Those two basic skills have been suffering changes in response to the changing technology in today's world.

The internet meant a whole new way of communication with people as general public, consumers, students and laymen. Advertising campaigns had to be modified to fit the format of small space and quick seconds-long ads from any brand or product in order to be published and targeted to specific audiences.

As any emerging technology, the internet had a great impact in children, teenagers and young adults. It is not a surprise that advertising in the internet was not different from the tv major campaigns. Even though it was an uncertain year or in the nineties when the internet got popular, it has consiolidated as a completely new way of doing business and shopping. It's not necessary to be hooked up to QVC or any other shopping channel, you could access to any brand with a website at anytime, from any part of the world.

And then came the Web 2.0, a brand new way to generate information. Anybody can contribute and/or publish anything, from family events to professional education. These technologies also require a new set of skills and styles of presentation of information. Because we read and write in different ways nowadays. It is actually not bad to write a lot through a computer, because you have the capabilities of instantaneous editing and improvement, instead of drawing scratches over paper, and pretend to move words with arrows from one position to another. The cherry on top is the fact that we pollute less and we help saving our planet.

And these days you can also read with your ears, yes. Thanks to audiobooks and podcasting, you can take lots of information in a simple mp3 player anywhere with you. So, everytime you're riding a bus, train or airplane, don't waste your time, learn something new by e-writing and e-reading (via audio or visual publications).


eWaste - November 12th

As much as technology help us progressing: Those of us who have access to: tv, cable, wireless phones, mobile phones, and computers are avid users of technology.
But, where do we dump our technology trash or waste. At the current rate, the life span of a mobile phone is between 6 and 12 months, a computer's 12 to 18 months, and so on, just to name a few of the most popular ones.
Unfortunately eWaste is discarded in dumping places in countries such as China, and many poor countries located in latinamerica, to mention some.

Let's watch this video and think twice before we want to change our mobile phone just because the new "in" model comes out.

Watch CBS Videos Online


The Future - November 2nd

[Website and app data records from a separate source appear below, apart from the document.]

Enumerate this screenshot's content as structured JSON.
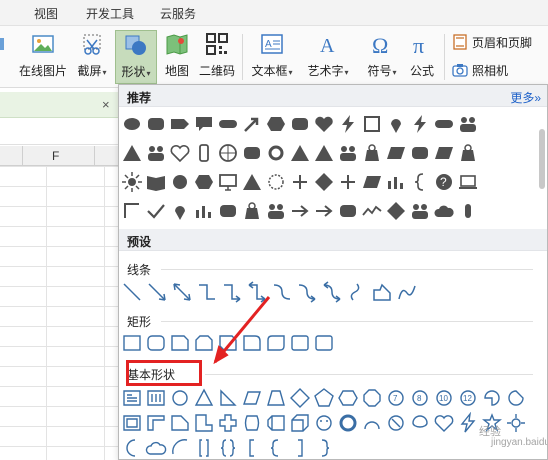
{
  "menu": {
    "tabs": [
      "视图",
      "开发工具",
      "云服务"
    ]
  },
  "ribbon": {
    "online_picture": "在线图片",
    "screenshot": "截屏",
    "shapes": "形状",
    "map": "地图",
    "qrcode": "二维码",
    "textbox": "文本框",
    "wordart": "艺术字",
    "symbol": "符号",
    "formula": "公式",
    "header_footer": "页眉和页脚",
    "camera": "照相机"
  },
  "sheet": {
    "column_label": "F",
    "close_symbol": "×"
  },
  "panel": {
    "recommended_title": "推荐",
    "more_label": "更多»",
    "preset_title": "预设",
    "lines_title": "线条",
    "rect_title": "矩形",
    "basic_title": "基本形状"
  },
  "watermark": {
    "main": "经验",
    "sub": "jingyan.baidu.com"
  },
  "colors": {
    "accent_active": "#c7dcbc",
    "highlight": "#e32222",
    "shape_fill": "#505050",
    "outline": "#3a6ea5"
  }
}
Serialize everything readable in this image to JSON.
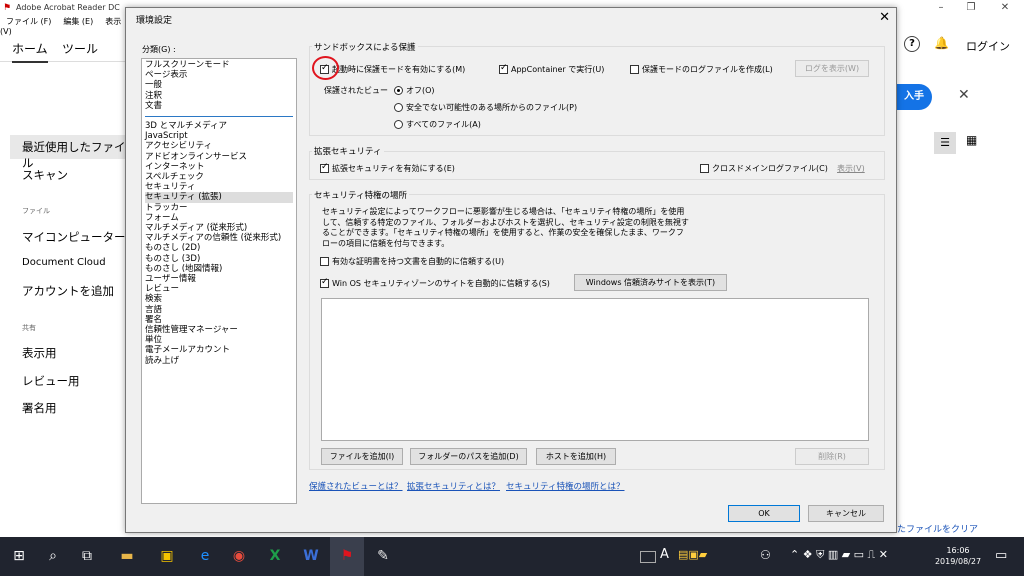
{
  "app": {
    "title": "Adobe Acrobat Reader DC",
    "menu": [
      "ファイル (F)",
      "編集 (E)",
      "表示(V)"
    ],
    "tabs": [
      "ホーム",
      "ツール"
    ],
    "login": "ログイン",
    "sidebar": {
      "recent": "最近使用したファイル",
      "scan": "スキャン",
      "files_header": "ファイル",
      "my_computer": "マイコンピューター",
      "document_cloud": "Document Cloud",
      "add_account": "アカウントを追加",
      "shared_header": "共有",
      "display": "表示用",
      "review": "レビュー用",
      "sign": "署名用"
    },
    "right": {
      "banner_btn": "入手",
      "clear_recent": "最近使用したファイルをクリア"
    }
  },
  "dialog": {
    "title": "環境設定",
    "category_label": "分類(G) :",
    "categories_top": [
      "フルスクリーンモード",
      "ページ表示",
      "一般",
      "注釈",
      "文書"
    ],
    "categories": [
      "3D とマルチメディア",
      "JavaScript",
      "アクセシビリティ",
      "アドビオンラインサービス",
      "インターネット",
      "スペルチェック",
      "セキュリティ",
      "セキュリティ (拡張)",
      "トラッカー",
      "フォーム",
      "マルチメディア (従来形式)",
      "マルチメディアの信頼性 (従来形式)",
      "ものさし (2D)",
      "ものさし (3D)",
      "ものさし (地図情報)",
      "ユーザー情報",
      "レビュー",
      "検索",
      "言語",
      "署名",
      "信頼性管理マネージャー",
      "単位",
      "電子メールアカウント",
      "読み上げ"
    ],
    "selected_index": 7,
    "sandbox": {
      "title": "サンドボックスによる保護",
      "protected_mode": "起動時に保護モードを有効にする(M)",
      "appcontainer": "AppContainer で実行(U)",
      "logfile": "保護モードのログファイルを作成(L)",
      "show_log": "ログを表示(W)",
      "protected_view_label": "保護されたビュー",
      "pv_off": "オフ(O)",
      "pv_unsafe": "安全でない可能性のある場所からのファイル(P)",
      "pv_all": "すべてのファイル(A)"
    },
    "enhanced": {
      "title": "拡張セキュリティ",
      "enable": "拡張セキュリティを有効にする(E)",
      "crossdomain": "クロスドメインログファイル(C)",
      "show": "表示(V)"
    },
    "privileged": {
      "title": "セキュリティ特権の場所",
      "desc1": "セキュリティ設定によってワークフローに悪影響が生じる場合は、「セキュリティ特権の場所」を使用",
      "desc2": "して、信頼する特定のファイル、フォルダーおよびホストを選択し、セキュリティ設定の制限を無視す",
      "desc3": "ることができます。「セキュリティ特権の場所」を使用すると、作業の安全を確保したまま、ワークフ",
      "desc4": "ローの項目に信頼を付与できます。",
      "cert": "有効な証明書を持つ文書を自動的に信頼する(U)",
      "winos": "Win OS セキュリティゾーンのサイトを自動的に信頼する(S)",
      "show_sites": "Windows 信頼済みサイトを表示(T)",
      "add_file": "ファイルを追加(I)",
      "add_folder": "フォルダーのパスを追加(D)",
      "add_host": "ホストを追加(H)",
      "delete": "削除(R)"
    },
    "links": [
      "保護されたビューとは？",
      "拡張セキュリティとは？",
      "セキュリティ特権の場所とは？"
    ],
    "ok": "OK",
    "cancel": "キャンセル"
  },
  "taskbar": {
    "time": "16:06",
    "date": "2019/08/27",
    "ime": "A"
  }
}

I stumbled upon this conference about the future of media. Even though it's a long video, it is certainloy interesting to hear Gerd Leonhard, a known futurist, talking about Web 2.0 as our current future..... or present?

Clicky Web Analytics